One sure mark that “Jesus was here” is where the signposts of despair are set on their heads and become the evidence of his presence.
Nor is the mark of Jesus consigned to history: in Jesus, his people gather the sick to hospitals where we will pray for them, and if we cannot see them healed we will care for them. If our care is not good enough we will remain with them, because no one should die alone. We make a place for the orphan; the very ones cast aside by fate or the corrupted values of society become the objects of our affection and treasure. We go into the streets to find the homeless and hungry, and—even if they have no interest in our gospel—we give them food and warmth day after day in the hope that one day the message will take root.
All the while we ourselves are a disordered people, in need of these very ministries and more. We, who bear the good news, struggle to believe that anything this wonderful applies to us as well.
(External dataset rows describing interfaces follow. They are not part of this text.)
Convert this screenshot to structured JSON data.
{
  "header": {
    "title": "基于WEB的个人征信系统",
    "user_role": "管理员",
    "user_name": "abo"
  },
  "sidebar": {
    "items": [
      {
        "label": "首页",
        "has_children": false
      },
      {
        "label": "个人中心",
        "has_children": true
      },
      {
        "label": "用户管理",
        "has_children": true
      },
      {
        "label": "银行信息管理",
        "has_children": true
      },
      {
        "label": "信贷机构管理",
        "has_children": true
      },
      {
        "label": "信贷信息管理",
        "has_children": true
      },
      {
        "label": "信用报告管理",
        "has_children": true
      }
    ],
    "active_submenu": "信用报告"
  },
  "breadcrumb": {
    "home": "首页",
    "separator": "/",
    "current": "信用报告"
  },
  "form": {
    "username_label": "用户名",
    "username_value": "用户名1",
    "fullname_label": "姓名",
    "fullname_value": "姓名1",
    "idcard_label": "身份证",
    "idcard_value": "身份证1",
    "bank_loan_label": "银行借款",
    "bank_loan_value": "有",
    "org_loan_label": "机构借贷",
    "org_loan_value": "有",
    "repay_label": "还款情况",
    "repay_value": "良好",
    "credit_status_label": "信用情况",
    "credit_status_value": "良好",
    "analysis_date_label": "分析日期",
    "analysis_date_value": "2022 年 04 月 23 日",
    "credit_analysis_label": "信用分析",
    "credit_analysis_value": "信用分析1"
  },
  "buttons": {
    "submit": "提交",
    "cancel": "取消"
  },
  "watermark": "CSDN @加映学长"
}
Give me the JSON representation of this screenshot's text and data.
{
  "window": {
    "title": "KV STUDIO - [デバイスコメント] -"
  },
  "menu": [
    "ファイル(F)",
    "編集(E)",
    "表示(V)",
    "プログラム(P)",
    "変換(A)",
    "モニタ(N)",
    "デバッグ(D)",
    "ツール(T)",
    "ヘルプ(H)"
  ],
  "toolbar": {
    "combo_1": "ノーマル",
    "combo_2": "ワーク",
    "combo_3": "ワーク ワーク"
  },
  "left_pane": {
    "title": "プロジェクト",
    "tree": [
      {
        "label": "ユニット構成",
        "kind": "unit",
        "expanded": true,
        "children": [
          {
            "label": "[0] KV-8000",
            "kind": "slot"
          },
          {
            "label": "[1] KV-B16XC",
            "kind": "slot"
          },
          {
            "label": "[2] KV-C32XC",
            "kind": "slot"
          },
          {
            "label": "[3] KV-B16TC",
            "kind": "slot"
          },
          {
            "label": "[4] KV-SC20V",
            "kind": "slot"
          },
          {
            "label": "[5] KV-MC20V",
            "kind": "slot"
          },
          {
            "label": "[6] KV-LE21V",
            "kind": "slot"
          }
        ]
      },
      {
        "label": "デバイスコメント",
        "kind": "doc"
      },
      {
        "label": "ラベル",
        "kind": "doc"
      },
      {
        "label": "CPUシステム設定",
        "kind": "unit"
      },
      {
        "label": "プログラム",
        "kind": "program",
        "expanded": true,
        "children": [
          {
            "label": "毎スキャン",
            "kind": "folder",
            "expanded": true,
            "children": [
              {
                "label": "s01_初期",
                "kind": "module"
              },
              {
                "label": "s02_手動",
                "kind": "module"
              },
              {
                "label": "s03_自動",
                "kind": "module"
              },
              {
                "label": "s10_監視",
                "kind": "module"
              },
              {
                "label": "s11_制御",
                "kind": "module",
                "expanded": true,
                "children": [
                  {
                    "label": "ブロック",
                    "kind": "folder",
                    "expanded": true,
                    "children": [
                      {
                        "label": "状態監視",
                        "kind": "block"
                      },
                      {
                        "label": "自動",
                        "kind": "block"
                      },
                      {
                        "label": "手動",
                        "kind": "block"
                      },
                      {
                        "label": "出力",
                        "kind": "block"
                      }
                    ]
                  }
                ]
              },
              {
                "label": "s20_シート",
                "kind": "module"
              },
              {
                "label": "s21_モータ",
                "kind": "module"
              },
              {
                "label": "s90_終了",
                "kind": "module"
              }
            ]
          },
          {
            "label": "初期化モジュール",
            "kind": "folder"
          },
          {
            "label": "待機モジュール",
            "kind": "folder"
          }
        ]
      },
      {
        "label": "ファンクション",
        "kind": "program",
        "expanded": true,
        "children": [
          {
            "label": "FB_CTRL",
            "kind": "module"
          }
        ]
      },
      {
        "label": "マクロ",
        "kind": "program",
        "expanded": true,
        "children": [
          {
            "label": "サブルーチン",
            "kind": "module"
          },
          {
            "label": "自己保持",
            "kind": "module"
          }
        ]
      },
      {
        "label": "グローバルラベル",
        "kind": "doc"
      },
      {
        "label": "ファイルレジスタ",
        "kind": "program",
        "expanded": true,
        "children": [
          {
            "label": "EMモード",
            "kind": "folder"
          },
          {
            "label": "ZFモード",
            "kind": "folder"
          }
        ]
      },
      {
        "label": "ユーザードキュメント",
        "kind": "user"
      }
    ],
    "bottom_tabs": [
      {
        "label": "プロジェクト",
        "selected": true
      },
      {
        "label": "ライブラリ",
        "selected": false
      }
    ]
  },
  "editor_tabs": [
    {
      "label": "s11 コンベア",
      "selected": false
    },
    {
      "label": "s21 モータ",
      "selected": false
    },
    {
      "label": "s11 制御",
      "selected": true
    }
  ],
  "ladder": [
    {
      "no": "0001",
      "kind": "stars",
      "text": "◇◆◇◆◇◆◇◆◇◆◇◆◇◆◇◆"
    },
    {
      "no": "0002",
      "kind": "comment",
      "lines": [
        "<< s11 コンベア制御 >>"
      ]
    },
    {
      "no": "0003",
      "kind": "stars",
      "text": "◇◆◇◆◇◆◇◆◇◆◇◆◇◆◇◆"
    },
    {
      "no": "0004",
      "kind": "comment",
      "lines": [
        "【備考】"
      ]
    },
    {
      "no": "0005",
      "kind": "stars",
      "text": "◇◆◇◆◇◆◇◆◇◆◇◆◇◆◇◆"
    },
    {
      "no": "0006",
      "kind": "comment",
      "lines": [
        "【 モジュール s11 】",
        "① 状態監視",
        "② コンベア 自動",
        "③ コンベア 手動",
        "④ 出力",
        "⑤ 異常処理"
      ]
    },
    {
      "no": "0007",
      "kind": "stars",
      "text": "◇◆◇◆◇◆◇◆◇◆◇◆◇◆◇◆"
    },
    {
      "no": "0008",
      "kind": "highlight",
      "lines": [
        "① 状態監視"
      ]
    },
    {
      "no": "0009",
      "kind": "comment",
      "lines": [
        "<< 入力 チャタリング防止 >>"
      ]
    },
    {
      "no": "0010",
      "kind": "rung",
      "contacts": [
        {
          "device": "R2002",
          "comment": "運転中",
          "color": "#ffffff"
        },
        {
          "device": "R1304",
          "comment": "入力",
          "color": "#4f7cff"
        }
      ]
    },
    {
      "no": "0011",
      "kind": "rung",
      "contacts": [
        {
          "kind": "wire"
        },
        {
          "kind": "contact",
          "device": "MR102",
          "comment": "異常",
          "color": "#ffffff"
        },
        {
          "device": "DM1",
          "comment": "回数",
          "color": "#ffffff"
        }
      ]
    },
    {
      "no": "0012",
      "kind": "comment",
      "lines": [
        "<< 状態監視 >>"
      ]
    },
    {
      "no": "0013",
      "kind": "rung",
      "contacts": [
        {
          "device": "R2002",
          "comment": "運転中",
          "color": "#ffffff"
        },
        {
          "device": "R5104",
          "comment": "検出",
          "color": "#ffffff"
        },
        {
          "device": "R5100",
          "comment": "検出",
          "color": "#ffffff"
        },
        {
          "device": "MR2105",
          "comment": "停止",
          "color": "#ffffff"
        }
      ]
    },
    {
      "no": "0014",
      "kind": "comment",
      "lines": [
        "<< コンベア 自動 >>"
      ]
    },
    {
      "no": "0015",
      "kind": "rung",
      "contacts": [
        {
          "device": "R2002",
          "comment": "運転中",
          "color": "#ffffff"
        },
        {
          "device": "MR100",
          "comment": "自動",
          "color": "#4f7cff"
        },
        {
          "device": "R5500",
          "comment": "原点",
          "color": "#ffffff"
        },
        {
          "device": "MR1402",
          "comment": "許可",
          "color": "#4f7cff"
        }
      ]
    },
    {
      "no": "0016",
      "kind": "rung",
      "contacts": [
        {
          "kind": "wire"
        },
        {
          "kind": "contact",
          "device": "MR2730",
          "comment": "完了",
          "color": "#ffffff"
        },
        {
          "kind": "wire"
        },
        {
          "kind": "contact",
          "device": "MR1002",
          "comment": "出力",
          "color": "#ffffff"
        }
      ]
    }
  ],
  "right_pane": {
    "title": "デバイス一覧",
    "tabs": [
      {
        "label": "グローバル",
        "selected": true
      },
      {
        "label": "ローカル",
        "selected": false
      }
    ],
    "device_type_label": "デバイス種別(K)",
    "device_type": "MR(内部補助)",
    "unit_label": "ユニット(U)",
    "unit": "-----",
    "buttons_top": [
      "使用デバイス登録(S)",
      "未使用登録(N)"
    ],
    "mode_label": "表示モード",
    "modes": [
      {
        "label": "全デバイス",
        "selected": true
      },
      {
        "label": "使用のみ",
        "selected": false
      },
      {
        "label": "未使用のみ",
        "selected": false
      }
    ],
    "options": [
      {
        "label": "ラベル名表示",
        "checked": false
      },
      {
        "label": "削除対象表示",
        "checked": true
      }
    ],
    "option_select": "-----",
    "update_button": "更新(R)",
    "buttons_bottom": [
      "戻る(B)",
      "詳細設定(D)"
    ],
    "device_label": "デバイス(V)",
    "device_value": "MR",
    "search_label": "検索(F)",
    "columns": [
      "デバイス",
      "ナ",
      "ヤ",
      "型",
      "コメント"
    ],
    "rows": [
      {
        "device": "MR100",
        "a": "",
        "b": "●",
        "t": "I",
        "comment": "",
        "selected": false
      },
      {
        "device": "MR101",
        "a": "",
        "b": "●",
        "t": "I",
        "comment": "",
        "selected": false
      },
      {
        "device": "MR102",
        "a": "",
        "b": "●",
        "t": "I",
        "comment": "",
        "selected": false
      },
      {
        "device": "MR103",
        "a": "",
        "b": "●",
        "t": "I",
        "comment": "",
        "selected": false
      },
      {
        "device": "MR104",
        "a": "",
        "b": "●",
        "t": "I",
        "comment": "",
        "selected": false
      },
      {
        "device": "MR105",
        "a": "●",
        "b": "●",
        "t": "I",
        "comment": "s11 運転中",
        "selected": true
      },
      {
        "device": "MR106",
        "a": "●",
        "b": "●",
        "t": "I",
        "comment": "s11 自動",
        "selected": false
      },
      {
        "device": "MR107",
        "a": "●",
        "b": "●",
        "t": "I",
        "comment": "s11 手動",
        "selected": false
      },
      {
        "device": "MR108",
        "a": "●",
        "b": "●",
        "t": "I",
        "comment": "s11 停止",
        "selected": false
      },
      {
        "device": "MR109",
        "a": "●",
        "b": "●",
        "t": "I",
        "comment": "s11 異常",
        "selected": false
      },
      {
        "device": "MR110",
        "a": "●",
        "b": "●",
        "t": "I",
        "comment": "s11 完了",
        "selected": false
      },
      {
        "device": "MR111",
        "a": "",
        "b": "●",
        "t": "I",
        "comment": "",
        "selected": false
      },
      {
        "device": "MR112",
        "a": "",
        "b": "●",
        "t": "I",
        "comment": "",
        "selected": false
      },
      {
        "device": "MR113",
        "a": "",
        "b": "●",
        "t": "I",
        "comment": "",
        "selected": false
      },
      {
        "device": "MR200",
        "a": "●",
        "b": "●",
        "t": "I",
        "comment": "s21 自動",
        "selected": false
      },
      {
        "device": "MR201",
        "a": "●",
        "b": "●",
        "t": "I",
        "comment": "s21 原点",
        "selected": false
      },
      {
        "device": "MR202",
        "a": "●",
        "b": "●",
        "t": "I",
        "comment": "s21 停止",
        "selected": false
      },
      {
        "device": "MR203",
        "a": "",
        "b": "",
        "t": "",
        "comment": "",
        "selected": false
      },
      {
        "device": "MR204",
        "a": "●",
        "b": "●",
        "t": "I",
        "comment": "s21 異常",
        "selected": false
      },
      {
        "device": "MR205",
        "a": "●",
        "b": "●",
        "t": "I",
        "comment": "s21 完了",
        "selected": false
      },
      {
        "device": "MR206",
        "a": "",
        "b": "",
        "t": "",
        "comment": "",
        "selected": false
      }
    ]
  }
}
Sometime God’s people will share news so good we dare not believe it ourselves. This means we ourselves are markers of the kingdom: flawed, broken, incapable, and often ridiculous, we are the vessels of unspeakable grace. We are the cracked pots who carry and leak the eternal treasure poured out from heaven.
This is why I love His church, because even as we carve hope into tombstones, we ourselves marked for death. Though we work in places of healing, we ourselves are subject to sickness. Even as we open our homes to others, we ourselves struggle with feelings of alienation. Who else would choose to use so mixed and fragile a collection of misfits? Only him who delights in turning refuse into treasure.
We ourselves are the markers of God’s kingdom who declare, “we have absorbed the worst the world and the devil have to give, and in Jesus, we have seen darkness give way to dawn.”